In northern Benin, much of the Pendjari Plain (PEN) and the Northern Pénéplaine bénino-togolaise Plain (PBN) has been spared from these landscape transformations owing to the complex of protected areas in that ecoregion. Rainfed agriculture expansion tends to follow the main transportation arteries. One major axis of development has been the north-south highway from Parakou to Kandi to Malanville. The highest levels of agricultural progression occurred farther south in the Pénéplaine Bénino-togolaise Sud (PBS), along the Dassa-Savé axis. Furthermore, Benin’s agriculture is characterized by cropland associated with oil palm trees. Although they already covered most of the Terre de Barre (TB) plateau by 1975, oil palms farmland increased by about 28 percent over the 38-year period. Associated with agricultural expansion is the considerable fragmentation of Benin’s diverse remaining savannas that range from open tree savannas in the north to wooded savannas in the south. Even though savanna area decreased by 23 percent since 1975, it remains the dominant land cover type in Benin and still covers more than half of the country.
A century or more ago, much of southern Benin was still covered in dense, biologically diverse forest. Since then, Benin has lost nearly all of its forest cover. In 1975, very little remained of Benin’s original dense forest (about 700 sq km). By 2013, Benin lost 58 percent of its remaining dense forest, which now only represents 0.2 percent of the country. Similarly, degraded forest nearly vanished and woodland regressed by 70 percent. Another important forest class found in Benin is the gallery forest, which is the most biologically rich habitat in the savanna zones of the central and northern plains. While gallery forests are limited to a narrow strip of dense canopy trees along the river systems, their total area greatly exceeds that of the few remaining dense forests. In 1975, the gallery forests covered about 6,200 sq km, but they decreased to 4,500 sq km in 2013, a decline of 27 percent.
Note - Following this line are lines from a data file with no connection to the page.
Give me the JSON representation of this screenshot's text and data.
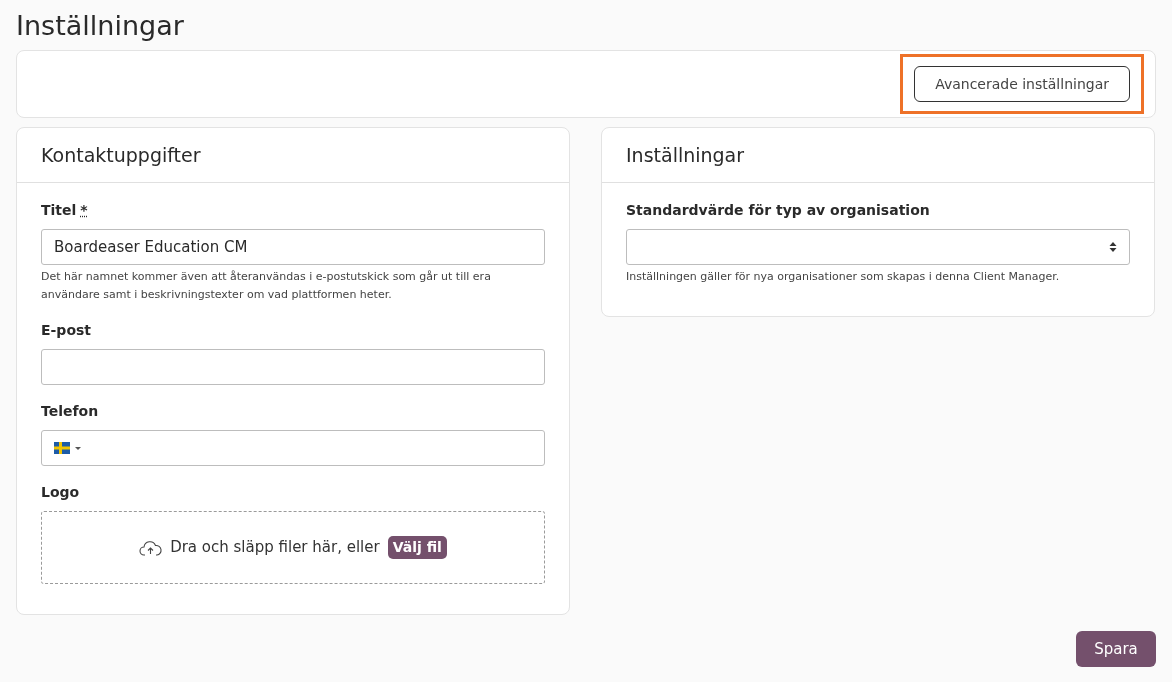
{
  "page_title": "Inställningar",
  "toolbar": {
    "button": {
      "label": "Avancerade inställningar",
      "highlighted": true
    }
  },
  "contact_card": {
    "title": "Kontaktuppgifter",
    "fields": [
      {
        "kind": "text",
        "label": "Titel",
        "required_mark": "*",
        "value": "Boardeaser Education CM",
        "help": "Det här namnet kommer även att återanvändas i e-postutskick som går ut till era användare samt i beskrivningstexter om vad plattformen heter."
      },
      {
        "kind": "text",
        "label": "E-post"
      },
      {
        "kind": "phone",
        "label": "Telefon"
      },
      {
        "kind": "upload",
        "label": "Logo",
        "text": "Dra och släpp filer här, eller",
        "button": "Välj fil"
      }
    ]
  },
  "settings_card": {
    "title": "Inställningar",
    "fields": [
      {
        "kind": "select",
        "label": "Standardvärde för typ av organisation",
        "help": "Inställningen gäller för nya organisationer som skapas i denna Client Manager."
      }
    ]
  },
  "save_button": "Spara"
}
In a country where most people obtain their subsidence from land resources, population growth is a driving factor of land cover change. Indeed, Benin’s population tripled between 1975 and 2013, increasing from 3,263,000 to 10,600,000. As a result, the surface area of villages, towns and cities has expanded by 241 percent. Urban and agricultural landscapes extended to the detriment of Benin’s natural ecosystems, such as savannas, forests, and woodland, which have drastically decreased over the years. Agriculture, the first form of economic activity occupying a majority of the active population,constitutes an essential factor in land degradation and can have major impacts on environmental sustainability.